### Data for this task
# # # # #

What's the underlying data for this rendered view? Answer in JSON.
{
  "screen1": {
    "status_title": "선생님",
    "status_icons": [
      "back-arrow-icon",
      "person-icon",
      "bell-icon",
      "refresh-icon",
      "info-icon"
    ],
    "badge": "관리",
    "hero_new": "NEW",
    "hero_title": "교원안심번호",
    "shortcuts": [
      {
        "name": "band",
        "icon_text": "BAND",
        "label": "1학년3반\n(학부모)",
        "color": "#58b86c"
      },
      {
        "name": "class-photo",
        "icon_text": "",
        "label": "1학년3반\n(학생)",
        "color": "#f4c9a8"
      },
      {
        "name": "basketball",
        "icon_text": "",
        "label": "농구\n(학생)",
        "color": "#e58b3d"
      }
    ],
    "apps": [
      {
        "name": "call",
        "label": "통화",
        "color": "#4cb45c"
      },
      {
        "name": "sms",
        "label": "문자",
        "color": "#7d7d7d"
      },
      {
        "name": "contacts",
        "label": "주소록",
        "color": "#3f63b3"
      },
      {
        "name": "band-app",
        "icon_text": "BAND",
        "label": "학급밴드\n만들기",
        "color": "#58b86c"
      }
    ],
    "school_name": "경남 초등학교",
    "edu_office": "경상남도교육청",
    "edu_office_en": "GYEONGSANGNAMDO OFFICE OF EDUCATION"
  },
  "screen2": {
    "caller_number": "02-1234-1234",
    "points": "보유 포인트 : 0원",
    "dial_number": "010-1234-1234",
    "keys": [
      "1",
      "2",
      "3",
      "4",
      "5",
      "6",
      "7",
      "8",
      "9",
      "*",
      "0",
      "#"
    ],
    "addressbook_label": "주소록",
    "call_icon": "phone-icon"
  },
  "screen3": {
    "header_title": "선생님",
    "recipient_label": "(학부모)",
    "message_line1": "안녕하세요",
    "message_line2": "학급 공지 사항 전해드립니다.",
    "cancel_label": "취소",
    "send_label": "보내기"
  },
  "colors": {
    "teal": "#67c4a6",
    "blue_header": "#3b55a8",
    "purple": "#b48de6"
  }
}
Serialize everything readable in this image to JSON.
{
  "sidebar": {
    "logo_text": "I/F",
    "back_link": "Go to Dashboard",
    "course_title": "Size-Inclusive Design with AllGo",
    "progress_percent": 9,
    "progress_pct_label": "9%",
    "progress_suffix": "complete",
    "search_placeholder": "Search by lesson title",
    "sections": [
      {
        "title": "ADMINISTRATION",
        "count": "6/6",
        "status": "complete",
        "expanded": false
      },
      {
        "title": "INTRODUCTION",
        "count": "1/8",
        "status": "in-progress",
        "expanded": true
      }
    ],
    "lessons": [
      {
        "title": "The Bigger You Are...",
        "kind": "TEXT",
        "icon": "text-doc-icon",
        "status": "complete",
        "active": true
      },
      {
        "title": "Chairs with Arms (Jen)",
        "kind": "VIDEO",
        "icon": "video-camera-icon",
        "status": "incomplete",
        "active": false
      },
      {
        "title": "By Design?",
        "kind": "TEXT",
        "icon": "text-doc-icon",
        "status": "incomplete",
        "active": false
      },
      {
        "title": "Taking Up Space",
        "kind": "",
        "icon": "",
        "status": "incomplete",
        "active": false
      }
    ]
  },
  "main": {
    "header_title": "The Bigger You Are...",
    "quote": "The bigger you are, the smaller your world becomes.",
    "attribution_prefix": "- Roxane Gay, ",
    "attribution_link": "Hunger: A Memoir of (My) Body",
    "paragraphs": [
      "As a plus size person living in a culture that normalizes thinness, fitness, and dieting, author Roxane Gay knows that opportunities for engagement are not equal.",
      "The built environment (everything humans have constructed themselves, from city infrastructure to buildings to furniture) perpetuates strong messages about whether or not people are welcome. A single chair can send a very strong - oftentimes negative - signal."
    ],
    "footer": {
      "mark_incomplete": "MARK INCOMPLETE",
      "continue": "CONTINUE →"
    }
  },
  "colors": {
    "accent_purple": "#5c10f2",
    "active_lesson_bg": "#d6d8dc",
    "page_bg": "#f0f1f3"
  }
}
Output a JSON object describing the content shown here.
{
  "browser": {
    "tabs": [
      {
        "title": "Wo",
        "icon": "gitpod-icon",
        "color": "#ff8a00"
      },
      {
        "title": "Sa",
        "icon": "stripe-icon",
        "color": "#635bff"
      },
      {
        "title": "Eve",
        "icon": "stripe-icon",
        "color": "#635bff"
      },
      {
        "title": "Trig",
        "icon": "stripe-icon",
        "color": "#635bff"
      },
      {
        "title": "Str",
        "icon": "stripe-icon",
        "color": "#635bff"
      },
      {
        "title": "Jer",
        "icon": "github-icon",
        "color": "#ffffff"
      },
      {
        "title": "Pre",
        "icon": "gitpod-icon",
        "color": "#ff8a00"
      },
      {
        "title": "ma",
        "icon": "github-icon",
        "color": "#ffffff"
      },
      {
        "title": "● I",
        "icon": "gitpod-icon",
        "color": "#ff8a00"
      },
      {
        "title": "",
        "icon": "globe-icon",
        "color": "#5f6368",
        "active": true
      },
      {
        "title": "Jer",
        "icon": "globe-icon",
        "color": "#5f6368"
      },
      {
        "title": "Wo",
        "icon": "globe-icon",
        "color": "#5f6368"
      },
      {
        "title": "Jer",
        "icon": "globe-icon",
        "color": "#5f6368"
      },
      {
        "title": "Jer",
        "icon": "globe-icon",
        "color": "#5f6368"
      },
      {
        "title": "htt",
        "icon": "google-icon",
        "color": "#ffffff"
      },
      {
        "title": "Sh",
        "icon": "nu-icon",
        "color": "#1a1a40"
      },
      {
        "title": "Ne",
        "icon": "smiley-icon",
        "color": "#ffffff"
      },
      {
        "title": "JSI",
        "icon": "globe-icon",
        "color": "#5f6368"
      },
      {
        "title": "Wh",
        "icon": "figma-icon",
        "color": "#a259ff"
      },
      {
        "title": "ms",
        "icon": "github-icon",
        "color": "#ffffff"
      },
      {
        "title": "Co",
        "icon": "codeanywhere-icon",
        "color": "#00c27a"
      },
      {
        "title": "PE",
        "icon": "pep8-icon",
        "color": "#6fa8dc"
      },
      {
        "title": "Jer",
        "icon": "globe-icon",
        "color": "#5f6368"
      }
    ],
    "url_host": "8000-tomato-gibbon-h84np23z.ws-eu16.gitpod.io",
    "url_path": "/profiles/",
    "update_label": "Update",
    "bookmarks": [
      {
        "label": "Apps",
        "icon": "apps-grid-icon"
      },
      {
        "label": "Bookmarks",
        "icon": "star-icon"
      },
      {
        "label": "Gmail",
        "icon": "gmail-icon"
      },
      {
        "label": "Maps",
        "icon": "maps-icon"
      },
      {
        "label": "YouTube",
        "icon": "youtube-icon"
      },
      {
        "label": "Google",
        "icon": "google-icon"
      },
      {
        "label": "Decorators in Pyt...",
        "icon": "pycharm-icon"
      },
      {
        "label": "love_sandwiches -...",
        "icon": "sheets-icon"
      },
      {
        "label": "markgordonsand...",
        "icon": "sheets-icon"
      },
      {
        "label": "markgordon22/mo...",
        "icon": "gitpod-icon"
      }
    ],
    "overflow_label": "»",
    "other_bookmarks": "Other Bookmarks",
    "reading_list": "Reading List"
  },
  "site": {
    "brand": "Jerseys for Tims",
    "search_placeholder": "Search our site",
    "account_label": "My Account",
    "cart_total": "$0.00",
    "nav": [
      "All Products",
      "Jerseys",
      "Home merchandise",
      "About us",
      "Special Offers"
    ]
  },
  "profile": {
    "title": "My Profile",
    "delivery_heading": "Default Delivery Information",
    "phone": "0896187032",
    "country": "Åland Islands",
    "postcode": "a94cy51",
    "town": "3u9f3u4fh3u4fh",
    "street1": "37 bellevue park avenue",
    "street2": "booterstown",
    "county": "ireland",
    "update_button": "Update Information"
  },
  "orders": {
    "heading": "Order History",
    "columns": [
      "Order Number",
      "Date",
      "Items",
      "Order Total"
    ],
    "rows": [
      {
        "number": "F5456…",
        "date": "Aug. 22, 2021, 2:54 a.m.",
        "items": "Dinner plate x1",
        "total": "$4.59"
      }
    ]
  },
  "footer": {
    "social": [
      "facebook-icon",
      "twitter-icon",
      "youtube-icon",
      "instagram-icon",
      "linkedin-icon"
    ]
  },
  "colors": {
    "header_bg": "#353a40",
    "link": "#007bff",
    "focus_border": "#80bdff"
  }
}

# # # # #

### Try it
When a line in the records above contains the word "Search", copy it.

### Solution for this task
    "search_placeholder": "Search by lesson title",
    "search_placeholder": "Search our site",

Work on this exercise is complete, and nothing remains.